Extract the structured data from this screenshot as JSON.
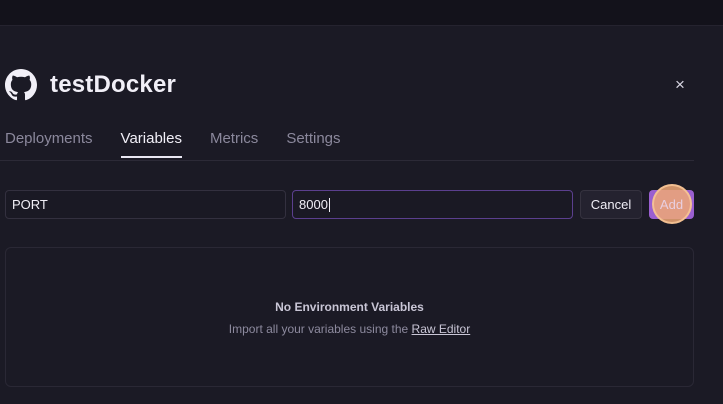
{
  "project": {
    "title": "testDocker",
    "icon": "github-icon"
  },
  "close": {
    "label": "×",
    "icon": "close-icon"
  },
  "tabs": [
    {
      "label": "Deployments",
      "active": false
    },
    {
      "label": "Variables",
      "active": true
    },
    {
      "label": "Metrics",
      "active": false
    },
    {
      "label": "Settings",
      "active": false
    }
  ],
  "new_variable": {
    "key_value": "PORT",
    "value_value": "8000"
  },
  "buttons": {
    "cancel_label": "Cancel",
    "add_label": "Add"
  },
  "empty_state": {
    "title": "No Environment Variables",
    "subtitle_prefix": "Import all your variables using the ",
    "link_label": "Raw Editor"
  },
  "colors": {
    "background": "#1b1a25",
    "accent": "#9a5fd0",
    "active_input_border": "#5b3f8e"
  }
}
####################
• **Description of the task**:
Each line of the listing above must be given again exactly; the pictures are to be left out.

• **Reply**:
Extract the structured data from this screenshot as JSON.
{
  "project": {
    "title": "testDocker",
    "icon": "github-icon"
  },
  "close": {
    "label": "×",
    "icon": "close-icon"
  },
  "tabs": [
    {
      "label": "Deployments",
      "active": false
    },
    {
      "label": "Variables",
      "active": true
    },
    {
      "label": "Metrics",
      "active": false
    },
    {
      "label": "Settings",
      "active": false
    }
  ],
  "new_variable": {
    "key_value": "PORT",
    "value_value": "8000"
  },
  "buttons": {
    "cancel_label": "Cancel",
    "add_label": "Add"
  },
  "empty_state": {
    "title": "No Environment Variables",
    "subtitle_prefix": "Import all your variables using the ",
    "link_label": "Raw Editor"
  },
  "colors": {
    "background": "#1b1a25",
    "accent": "#9a5fd0",
    "active_input_border": "#5b3f8e"
  }
}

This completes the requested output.